INFORMATION PROVIDED
□ □ □ □ □

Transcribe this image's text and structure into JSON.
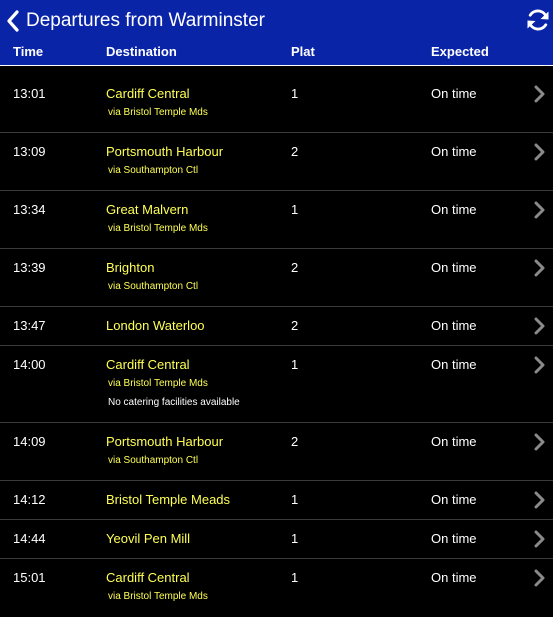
{
  "header": {
    "title": "Departures from Warminster",
    "back_icon": "chevron-left-icon",
    "refresh_icon": "refresh-icon",
    "background": "#0a24a8"
  },
  "columns": {
    "time": "Time",
    "destination": "Destination",
    "platform": "Plat",
    "expected": "Expected"
  },
  "colors": {
    "destination": "#ffff55",
    "divider": "#3a3a3a"
  },
  "departures": [
    {
      "time": "13:01",
      "destination": "Cardiff Central",
      "via": "via Bristol Temple Mds",
      "note": "",
      "platform": "1",
      "expected": "On time"
    },
    {
      "time": "13:09",
      "destination": "Portsmouth Harbour",
      "via": "via Southampton Ctl",
      "note": "",
      "platform": "2",
      "expected": "On time"
    },
    {
      "time": "13:34",
      "destination": "Great Malvern",
      "via": "via Bristol Temple Mds",
      "note": "",
      "platform": "1",
      "expected": "On time"
    },
    {
      "time": "13:39",
      "destination": "Brighton",
      "via": "via Southampton Ctl",
      "note": "",
      "platform": "2",
      "expected": "On time"
    },
    {
      "time": "13:47",
      "destination": "London Waterloo",
      "via": "",
      "note": "",
      "platform": "2",
      "expected": "On time"
    },
    {
      "time": "14:00",
      "destination": "Cardiff Central",
      "via": "via Bristol Temple Mds",
      "note": "No catering facilities available",
      "platform": "1",
      "expected": "On time"
    },
    {
      "time": "14:09",
      "destination": "Portsmouth Harbour",
      "via": "via Southampton Ctl",
      "note": "",
      "platform": "2",
      "expected": "On time"
    },
    {
      "time": "14:12",
      "destination": "Bristol Temple Meads",
      "via": "",
      "note": "",
      "platform": "1",
      "expected": "On time"
    },
    {
      "time": "14:44",
      "destination": "Yeovil Pen Mill",
      "via": "",
      "note": "",
      "platform": "1",
      "expected": "On time"
    },
    {
      "time": "15:01",
      "destination": "Cardiff Central",
      "via": "via Bristol Temple Mds",
      "note": "",
      "platform": "1",
      "expected": "On time"
    }
  ]
}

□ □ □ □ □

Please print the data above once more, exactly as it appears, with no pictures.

Transcribe this image's text and structure into JSON.
{
  "header": {
    "title": "Departures from Warminster",
    "back_icon": "chevron-left-icon",
    "refresh_icon": "refresh-icon",
    "background": "#0a24a8"
  },
  "columns": {
    "time": "Time",
    "destination": "Destination",
    "platform": "Plat",
    "expected": "Expected"
  },
  "colors": {
    "destination": "#ffff55",
    "divider": "#3a3a3a"
  },
  "departures": [
    {
      "time": "13:01",
      "destination": "Cardiff Central",
      "via": "via Bristol Temple Mds",
      "note": "",
      "platform": "1",
      "expected": "On time"
    },
    {
      "time": "13:09",
      "destination": "Portsmouth Harbour",
      "via": "via Southampton Ctl",
      "note": "",
      "platform": "2",
      "expected": "On time"
    },
    {
      "time": "13:34",
      "destination": "Great Malvern",
      "via": "via Bristol Temple Mds",
      "note": "",
      "platform": "1",
      "expected": "On time"
    },
    {
      "time": "13:39",
      "destination": "Brighton",
      "via": "via Southampton Ctl",
      "note": "",
      "platform": "2",
      "expected": "On time"
    },
    {
      "time": "13:47",
      "destination": "London Waterloo",
      "via": "",
      "note": "",
      "platform": "2",
      "expected": "On time"
    },
    {
      "time": "14:00",
      "destination": "Cardiff Central",
      "via": "via Bristol Temple Mds",
      "note": "No catering facilities available",
      "platform": "1",
      "expected": "On time"
    },
    {
      "time": "14:09",
      "destination": "Portsmouth Harbour",
      "via": "via Southampton Ctl",
      "note": "",
      "platform": "2",
      "expected": "On time"
    },
    {
      "time": "14:12",
      "destination": "Bristol Temple Meads",
      "via": "",
      "note": "",
      "platform": "1",
      "expected": "On time"
    },
    {
      "time": "14:44",
      "destination": "Yeovil Pen Mill",
      "via": "",
      "note": "",
      "platform": "1",
      "expected": "On time"
    },
    {
      "time": "15:01",
      "destination": "Cardiff Central",
      "via": "via Bristol Temple Mds",
      "note": "",
      "platform": "1",
      "expected": "On time"
    }
  ]
}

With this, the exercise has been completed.